Abu Bakr al Baghdadi's successor was reportedly named a few hours after his death and he is apparently a founding Daesh member whose rulings led to the infamous enslavement of Yazidis.
Amir Mohammed Abdul Rahman al Mawli al Salbi is the successor of Daesh, the Guardian newspaper has revealed, saying it confirmed the news with officers from two intelligence services, which weren't revealed in the report.
The report said Salbi was named a few hours after Baghdadi killed himself detonating an explosives-laden vest during a US raid in Syria’s Idlib in late October, 2019.
The group however named Abu Ibrahim al Hashimi al Quraishi as the successor. But many security analysts believe it's a pseudonym used to shield the new leader from the radar of intelligence agencies.
The other name that made rounds in the media as Baghdadi's replacement was Al Haj Abdullah Qardash.
Both Qardash and Salbi are Iraqi Turkmen from Tal Afar. Both are Daesh's non-Arab founding members. Salbi is known to be a sharia law graduate from the University of Mosul.
Since Daesh keeps giving new fake names to its members in order to dodge the security and intelligence agencies, Salbi was also known as Haji Abdullah, as per the Guardian report, and following the same logic "some circles" suggest Abdullah Qardash is one of Salbi’s many coded names. The Iraqi officials however believe Qardash is a different Daesh figure.
Underwriting the violence against the Yazidi minority and occupying Iraq’s Christian Nineveh Plains region after a spasm of killing and destruction were among the crimes that were reportedly carried out with the blessing of Salbi’s religious rulings.
In 2014, Salbi was imprisoned in the American Camp Bucca in southern Iraq, where the foundations of the terror group were believed to be laid. There, he met with Baghdadi and became one of his closest companions. With a $5m bounty on his head, Baghdadi was already marked as a target by the US before the US special forces’ bombing that set a snare for him.
It’s not clear yet if the new leadership will lead to a reinvention of the group as it has been striving to regain the momentum it had in 2014 when Baghdadi declared a so-called caliphate. The group ramped up its attacks in the second half of last year, especially at the border of Syria and Iraq, and showed signs of regrouping after its territorial defeat in both countries. Between just December 20 and 26, the group claimed 106 attacks.

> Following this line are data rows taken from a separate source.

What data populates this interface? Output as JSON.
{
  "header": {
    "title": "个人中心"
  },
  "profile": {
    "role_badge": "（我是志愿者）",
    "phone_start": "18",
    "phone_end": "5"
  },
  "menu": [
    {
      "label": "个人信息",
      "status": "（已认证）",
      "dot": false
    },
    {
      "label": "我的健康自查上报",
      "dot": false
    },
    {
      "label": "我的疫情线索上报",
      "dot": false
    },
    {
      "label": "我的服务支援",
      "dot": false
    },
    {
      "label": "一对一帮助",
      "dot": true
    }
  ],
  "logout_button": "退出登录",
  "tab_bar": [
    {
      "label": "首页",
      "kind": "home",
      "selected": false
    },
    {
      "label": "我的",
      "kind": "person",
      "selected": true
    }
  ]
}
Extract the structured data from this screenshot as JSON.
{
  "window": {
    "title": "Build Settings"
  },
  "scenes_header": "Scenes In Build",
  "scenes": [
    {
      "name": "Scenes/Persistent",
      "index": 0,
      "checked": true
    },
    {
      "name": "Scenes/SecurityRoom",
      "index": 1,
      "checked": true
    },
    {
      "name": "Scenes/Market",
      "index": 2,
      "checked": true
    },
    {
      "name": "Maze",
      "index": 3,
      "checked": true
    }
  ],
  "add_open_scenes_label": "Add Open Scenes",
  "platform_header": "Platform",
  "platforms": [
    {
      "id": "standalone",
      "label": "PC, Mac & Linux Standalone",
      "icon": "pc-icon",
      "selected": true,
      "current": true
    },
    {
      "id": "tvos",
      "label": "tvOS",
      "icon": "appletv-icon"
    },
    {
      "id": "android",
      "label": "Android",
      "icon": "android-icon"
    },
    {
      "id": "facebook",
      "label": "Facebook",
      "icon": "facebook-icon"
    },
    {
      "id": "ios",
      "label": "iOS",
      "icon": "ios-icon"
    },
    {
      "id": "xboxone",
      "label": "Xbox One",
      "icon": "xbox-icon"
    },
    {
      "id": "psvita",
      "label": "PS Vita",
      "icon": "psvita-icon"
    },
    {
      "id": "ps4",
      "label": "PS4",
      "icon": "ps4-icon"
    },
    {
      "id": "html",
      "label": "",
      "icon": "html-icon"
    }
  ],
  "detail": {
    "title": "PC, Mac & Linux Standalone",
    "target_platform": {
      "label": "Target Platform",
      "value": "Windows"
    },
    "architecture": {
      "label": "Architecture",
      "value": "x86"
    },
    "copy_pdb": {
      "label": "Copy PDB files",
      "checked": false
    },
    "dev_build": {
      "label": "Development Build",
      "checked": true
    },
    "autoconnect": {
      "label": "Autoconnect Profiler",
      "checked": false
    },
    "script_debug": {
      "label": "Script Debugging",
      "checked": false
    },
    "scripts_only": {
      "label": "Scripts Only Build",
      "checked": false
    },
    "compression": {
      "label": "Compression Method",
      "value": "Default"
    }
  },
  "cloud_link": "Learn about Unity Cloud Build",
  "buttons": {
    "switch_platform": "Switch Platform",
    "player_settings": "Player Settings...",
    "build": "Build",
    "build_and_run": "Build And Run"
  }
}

The US-led coalition against Daesh announced it was suspending its counter operations against the group in order to “fully commit to protecting the Iraqi bases that host Coalition troops”. This came amid tensions between Washington and Tehran after the US assassination of Qasem Sulaimani, the Iranian commander who led Iran’s proxy wars in the region.
The whereabouts of Salbi are unknown, but according to The Guardian, citing the intelligence officers report, he is likely to stay in the west of Mosul.